+++ Records provided

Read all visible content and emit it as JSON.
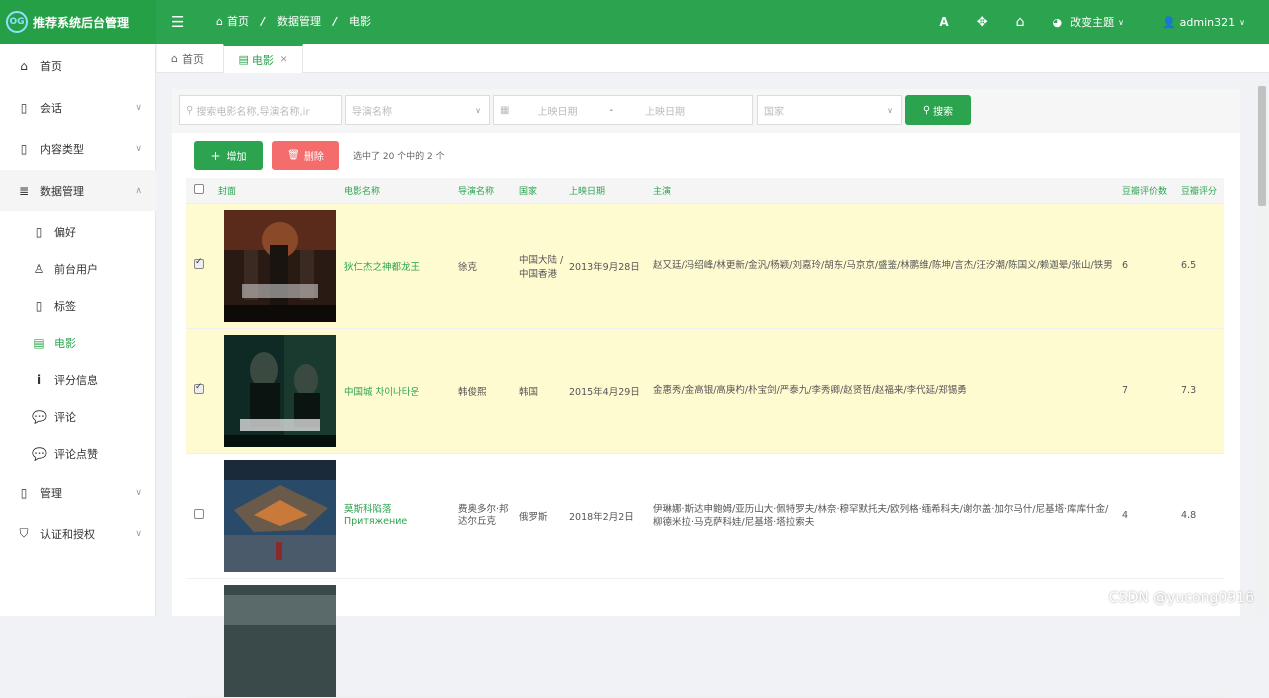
{
  "app": {
    "title": "推荐系统后台管理",
    "logo_mark": "OG"
  },
  "topbar": {
    "breadcrumb": [
      "首页",
      "数据管理",
      "电影"
    ],
    "font_icon": "A",
    "theme_label": "改变主题",
    "user_label": "admin321"
  },
  "sidebar": {
    "items": [
      {
        "label": "首页",
        "icon": "home-icon"
      },
      {
        "label": "会话",
        "icon": "file-icon"
      },
      {
        "label": "内容类型",
        "icon": "file-icon"
      },
      {
        "label": "数据管理",
        "icon": "database-icon"
      },
      {
        "label": "偏好",
        "icon": "file-icon"
      },
      {
        "label": "前台用户",
        "icon": "user-icon"
      },
      {
        "label": "标签",
        "icon": "file-icon"
      },
      {
        "label": "电影",
        "icon": "film-icon"
      },
      {
        "label": "评分信息",
        "icon": "info-icon"
      },
      {
        "label": "评论",
        "icon": "comment-icon"
      },
      {
        "label": "评论点赞",
        "icon": "comment-icon"
      },
      {
        "label": "管理",
        "icon": "file-icon"
      },
      {
        "label": "认证和授权",
        "icon": "shield-icon"
      }
    ]
  },
  "tabs": [
    {
      "label": "首页"
    },
    {
      "label": "电影"
    }
  ],
  "search": {
    "keyword_placeholder": "搜索电影名称,导演名称,ir",
    "director_placeholder": "导演名称",
    "date_start_placeholder": "上映日期",
    "date_sep": "-",
    "date_end_placeholder": "上映日期",
    "country_placeholder": "国家",
    "search_label": "搜索"
  },
  "toolbar": {
    "add_label": "增加",
    "delete_label": "删除",
    "selection_hint": "选中了 20 个中的 2 个"
  },
  "table": {
    "headers": [
      "封面",
      "电影名称",
      "导演名称",
      "国家",
      "上映日期",
      "主演",
      "豆瓣评价数",
      "豆瓣评分"
    ],
    "rows": [
      {
        "checked": true,
        "name": "狄仁杰之神都龙王",
        "director": "徐克",
        "country": "中国大陆 / 中国香港",
        "date": "2013年9月28日",
        "actors": "赵又廷/冯绍峰/林更新/金汎/杨颖/刘嘉玲/胡东/马京京/盛鉴/林鹏维/陈坤/言杰/汪汐潮/陈国义/赖迦晕/张山/铁男",
        "votes": "6",
        "score": "6.5"
      },
      {
        "checked": true,
        "name": "中国城 차이나타운",
        "director": "韩俊熙",
        "country": "韩国",
        "date": "2015年4月29日",
        "actors": "金惠秀/金高银/高庚杓/朴宝剑/严泰九/李秀卿/赵贤哲/赵福来/李代延/郑锡勇",
        "votes": "7",
        "score": "7.3"
      },
      {
        "checked": false,
        "name": "莫斯科陷落 Притяжение",
        "director": "费奥多尔·邦达尔丘克",
        "country": "俄罗斯",
        "date": "2018年2月2日",
        "actors": "伊琳娜·斯达申鲍姆/亚历山大·佩特罗夫/林奈·穆罕默托夫/欧列格·缅希科夫/谢尔盖·加尔马什/尼基塔·库库什金/柳德米拉·马克萨科娃/尼基塔·塔拉索夫",
        "votes": "4",
        "score": "4.8"
      }
    ]
  },
  "watermark": "CSDN @yucong0916",
  "colors": {
    "accent": "#2ca44f",
    "danger": "#f56c6c",
    "selected_row": "#fffbd1"
  }
}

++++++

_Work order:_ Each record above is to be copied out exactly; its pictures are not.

_Task output:_
Read all visible content and emit it as JSON.
{
  "app": {
    "title": "推荐系统后台管理",
    "logo_mark": "OG"
  },
  "topbar": {
    "breadcrumb": [
      "首页",
      "数据管理",
      "电影"
    ],
    "font_icon": "A",
    "theme_label": "改变主题",
    "user_label": "admin321"
  },
  "sidebar": {
    "items": [
      {
        "label": "首页",
        "icon": "home-icon"
      },
      {
        "label": "会话",
        "icon": "file-icon"
      },
      {
        "label": "内容类型",
        "icon": "file-icon"
      },
      {
        "label": "数据管理",
        "icon": "database-icon"
      },
      {
        "label": "偏好",
        "icon": "file-icon"
      },
      {
        "label": "前台用户",
        "icon": "user-icon"
      },
      {
        "label": "标签",
        "icon": "file-icon"
      },
      {
        "label": "电影",
        "icon": "film-icon"
      },
      {
        "label": "评分信息",
        "icon": "info-icon"
      },
      {
        "label": "评论",
        "icon": "comment-icon"
      },
      {
        "label": "评论点赞",
        "icon": "comment-icon"
      },
      {
        "label": "管理",
        "icon": "file-icon"
      },
      {
        "label": "认证和授权",
        "icon": "shield-icon"
      }
    ]
  },
  "tabs": [
    {
      "label": "首页"
    },
    {
      "label": "电影"
    }
  ],
  "search": {
    "keyword_placeholder": "搜索电影名称,导演名称,ir",
    "director_placeholder": "导演名称",
    "date_start_placeholder": "上映日期",
    "date_sep": "-",
    "date_end_placeholder": "上映日期",
    "country_placeholder": "国家",
    "search_label": "搜索"
  },
  "toolbar": {
    "add_label": "增加",
    "delete_label": "删除",
    "selection_hint": "选中了 20 个中的 2 个"
  },
  "table": {
    "headers": [
      "封面",
      "电影名称",
      "导演名称",
      "国家",
      "上映日期",
      "主演",
      "豆瓣评价数",
      "豆瓣评分"
    ],
    "rows": [
      {
        "checked": true,
        "name": "狄仁杰之神都龙王",
        "director": "徐克",
        "country": "中国大陆 / 中国香港",
        "date": "2013年9月28日",
        "actors": "赵又廷/冯绍峰/林更新/金汎/杨颖/刘嘉玲/胡东/马京京/盛鉴/林鹏维/陈坤/言杰/汪汐潮/陈国义/赖迦晕/张山/铁男",
        "votes": "6",
        "score": "6.5"
      },
      {
        "checked": true,
        "name": "中国城 차이나타운",
        "director": "韩俊熙",
        "country": "韩国",
        "date": "2015年4月29日",
        "actors": "金惠秀/金高银/高庚杓/朴宝剑/严泰九/李秀卿/赵贤哲/赵福来/李代延/郑锡勇",
        "votes": "7",
        "score": "7.3"
      },
      {
        "checked": false,
        "name": "莫斯科陷落 Притяжение",
        "director": "费奥多尔·邦达尔丘克",
        "country": "俄罗斯",
        "date": "2018年2月2日",
        "actors": "伊琳娜·斯达申鲍姆/亚历山大·佩特罗夫/林奈·穆罕默托夫/欧列格·缅希科夫/谢尔盖·加尔马什/尼基塔·库库什金/柳德米拉·马克萨科娃/尼基塔·塔拉索夫",
        "votes": "4",
        "score": "4.8"
      }
    ]
  },
  "watermark": "CSDN @yucong0916",
  "colors": {
    "accent": "#2ca44f",
    "danger": "#f56c6c",
    "selected_row": "#fffbd1"
  }
}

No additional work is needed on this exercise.